____ PROVIDED MATERIAL

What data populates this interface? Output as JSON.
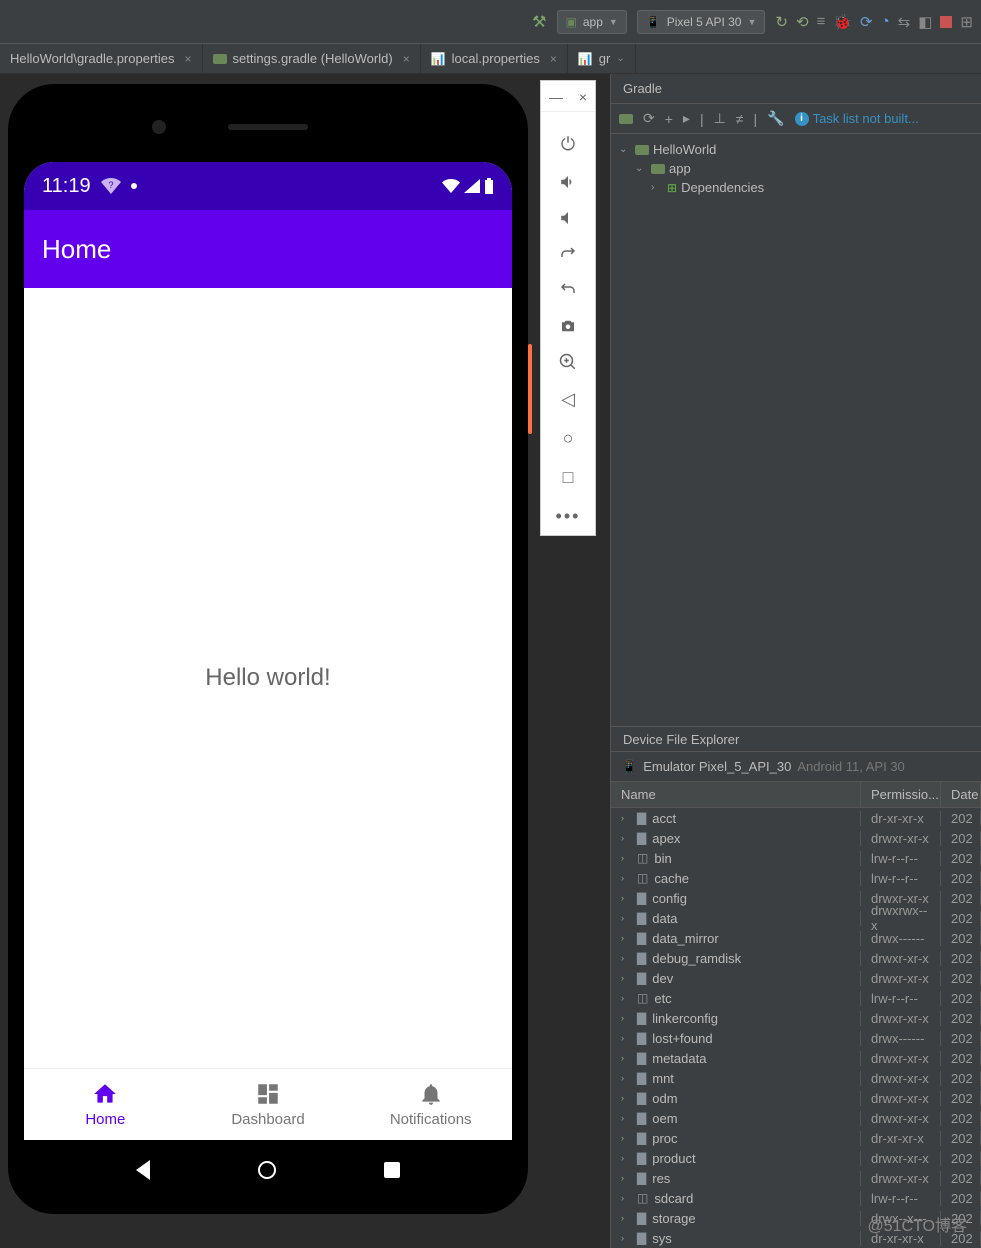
{
  "ide": {
    "toolbar": {
      "run_config": "app",
      "device": "Pixel 5 API 30"
    },
    "tabs": [
      {
        "label": "HelloWorld\\gradle.properties"
      },
      {
        "label": "settings.gradle (HelloWorld)"
      },
      {
        "label": "local.properties"
      },
      {
        "label": "gr"
      }
    ]
  },
  "gradle": {
    "title": "Gradle",
    "task_msg": "Task list not built...",
    "tree": {
      "root": "HelloWorld",
      "child": "app",
      "leaf": "Dependencies"
    }
  },
  "emulator": {
    "status_time": "11:19",
    "app_bar_title": "Home",
    "content_text": "Hello world!",
    "nav": [
      {
        "label": "Home",
        "active": true
      },
      {
        "label": "Dashboard",
        "active": false
      },
      {
        "label": "Notifications",
        "active": false
      }
    ]
  },
  "dfe": {
    "title": "Device File Explorer",
    "device_name": "Emulator Pixel_5_API_30",
    "device_os": "Android 11, API 30",
    "columns": {
      "name": "Name",
      "perm": "Permissio...",
      "date": "Date"
    },
    "rows": [
      {
        "name": "acct",
        "perm": "dr-xr-xr-x",
        "date": "202"
      },
      {
        "name": "apex",
        "perm": "drwxr-xr-x",
        "date": "202"
      },
      {
        "name": "bin",
        "perm": "lrw-r--r--",
        "date": "202",
        "link": true
      },
      {
        "name": "cache",
        "perm": "lrw-r--r--",
        "date": "202",
        "link": true
      },
      {
        "name": "config",
        "perm": "drwxr-xr-x",
        "date": "202"
      },
      {
        "name": "data",
        "perm": "drwxrwx--x",
        "date": "202"
      },
      {
        "name": "data_mirror",
        "perm": "drwx------",
        "date": "202"
      },
      {
        "name": "debug_ramdisk",
        "perm": "drwxr-xr-x",
        "date": "202"
      },
      {
        "name": "dev",
        "perm": "drwxr-xr-x",
        "date": "202"
      },
      {
        "name": "etc",
        "perm": "lrw-r--r--",
        "date": "202",
        "link": true
      },
      {
        "name": "linkerconfig",
        "perm": "drwxr-xr-x",
        "date": "202"
      },
      {
        "name": "lost+found",
        "perm": "drwx------",
        "date": "202"
      },
      {
        "name": "metadata",
        "perm": "drwxr-xr-x",
        "date": "202"
      },
      {
        "name": "mnt",
        "perm": "drwxr-xr-x",
        "date": "202"
      },
      {
        "name": "odm",
        "perm": "drwxr-xr-x",
        "date": "202"
      },
      {
        "name": "oem",
        "perm": "drwxr-xr-x",
        "date": "202"
      },
      {
        "name": "proc",
        "perm": "dr-xr-xr-x",
        "date": "202"
      },
      {
        "name": "product",
        "perm": "drwxr-xr-x",
        "date": "202"
      },
      {
        "name": "res",
        "perm": "drwxr-xr-x",
        "date": "202"
      },
      {
        "name": "sdcard",
        "perm": "lrw-r--r--",
        "date": "202",
        "link": true
      },
      {
        "name": "storage",
        "perm": "drwx--x---",
        "date": "202"
      },
      {
        "name": "sys",
        "perm": "dr-xr-xr-x",
        "date": "202"
      }
    ]
  },
  "watermark": "@51CTO博客"
}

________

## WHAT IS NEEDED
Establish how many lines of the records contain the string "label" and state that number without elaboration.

## RESULT
7